ALL POSTSRetail franchiseWine Store FranchisesWINESTYLES franchise

WINESTYLES Franchise Complaints

The Winestyles franchise has an alarmingly high SBA loan default rate of 52%.  Winestyles is listed by the SBA among the worst franchises by SBA loan default.

Are you familiar with the Winestyles franchise opportunity? Please share a comment below.

Winestyles franchisees have received 34 SBA-guaranteed loans since 2001; more than half of those loans have been defaulted on by Winestyles franchise owners.

The Winestyles Franchise has a failure rate of 52% for SBA-backed franchise loans

According to Entrepreneur, the Winestyles franchise chain has declined from 136 in 2008 to 71 U.S. franchises in 2011… a loss of 65 locations, or 48% of all Winestyles franchises.

It’s likely that Winestyles franchise owners who received SBA loans may have collateralized their franchise loan with their houses or other personal assets, and more than half were unable to repay those franchise loans… despite serious incentive to do so.
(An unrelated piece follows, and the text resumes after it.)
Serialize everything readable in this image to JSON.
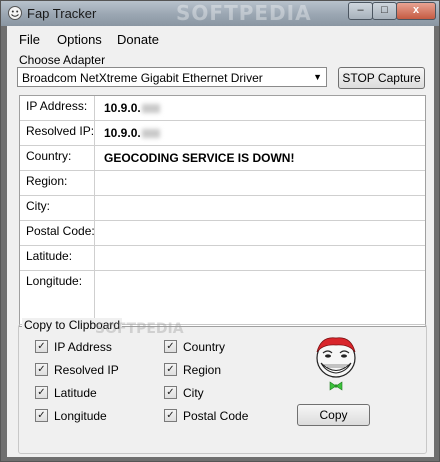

Are you familiar with the Winestyles franchise opportunity?

What do you think accounts for the SBA loan failure rate of Winestyles franchise owners?

What steps should Winestyles be taking to stop further franchise failures?

Has Winestyles taken serious action to address the problems that led to the 52% loan failures?

Please share a comment, opinion or insight below.



Tags:  Winestyles, Winestyles wine store, Winestyles franchise, Winestyles wine store Franchise, Winestyles complaints, wine store franchise, wine franchise, franchise opportunity, retail franchise, franchise failure rate, worst franchise, sba failure rates, SBA franchise loans, franchise information, unhappy franchisee, Robert Spuck, Bob Florio, Ken Lewis

4 thoughts on “WINESTYLES Franchise Complaints

  • Michael Frank

    My wife and were going to buy the franchise 5 years ago and got out of the deal once we realized that almost all of the Winestyles stores across the country were losing money.

  • Donna Messing

    I am not a Winestyles Franchise owner, but my exhusband WAS-and for a very short time.

    I had sent information (readily available by simply checking public records) to the CES of Winestyles corporate out of fear (based upon the irresponsible financial spendings before/during/following our marriage and issues with child support) of my ex getting himself in above his head. Any of my business? Yes and no.

    Having been untruthful and having others being untruthful with past loans, having a history of liens, judgments and having the issue with child support, my fear was-as he was using his home as collateral and spending every penny he had on starting the business, that the support would cease among other things.

    The emails sent by me and another were simply asking corporate to check the background (financial, as well)-to be sure, based upon the facts-not that was written on a loan document and taken for what was written, backed up by nothing, that this could be afforded.

    Don’t know whatever happened, didn’t ask, didn’t inquire=was simply letting them know. I would imagine they could care less as long as they get their initial investment monies from those purchasing the franchise.

    About a year later, all of my fears were realized-they actually began with the approval at the loan months before he even opened. Ex stopped paying the court ordered Health Insurance for the kids just after the loan was approved-less than a month. Child Support stopped the month after he opened his Winestyles store. Soon after than, his home went into a Lis Pendens and then foreclosure. It was worse than I ever expected-no one cared and all of it could’ve been avoided with actually checking who they were franchising to and their financial backgrounds and actually VERIFYING them. When information is given and they choose to ignore it-well, what does that tell you?

    Ex didn’t pay the people he bought furniture for to open the store-judgment/court for that, didn’t pay on the second mtg and stopped paying the SBA loan shortly after he got it.

    They’re all stupid.


    Unfortunately, Donna, they weren’t all stupid.
    Immoral, irresponsible, greedy, perhaps, but not stupid.
    The publication/website that hooked your ex-husband’s interest got their money.
    The franchise sales guy or broker who closed the deal got his commission.
    The loan broker get his commission.
    Winestyles got their fees and probably funneled it into executive salaries.
    The bank got their money, because what the assets didn’t cover, most would be repaid to the bank by the SBA guarantee which is paid by our tax dollars.
    So while you and your kids were the big losers, the American taxpayers were also victims.
    The salespeople, franchisor & the bank still profited from the failure.
    Which is why this scam goes on and on…

    Sorry to make you feel worse… but thanks for sharing and helping to get the word out about franchising’s dirty little secret!

  • I had started down the road towards a Winestyles franchise back in the early 2000’s. They were not forward with their wine product costs which is an obvious variable in determining your financial projections. That concerned me enough to walk away from my franchise fee…this is the first time I’ve checked back in about 10 years and unfortunately I have to say that I was correct in my decision.

    It’s a shame too because the concept of “wine for dummies” is a good one…it just was structured to benefit corporate, not the franchisees.

Leave a Reply

Your email address will not be published. Required fields are marked *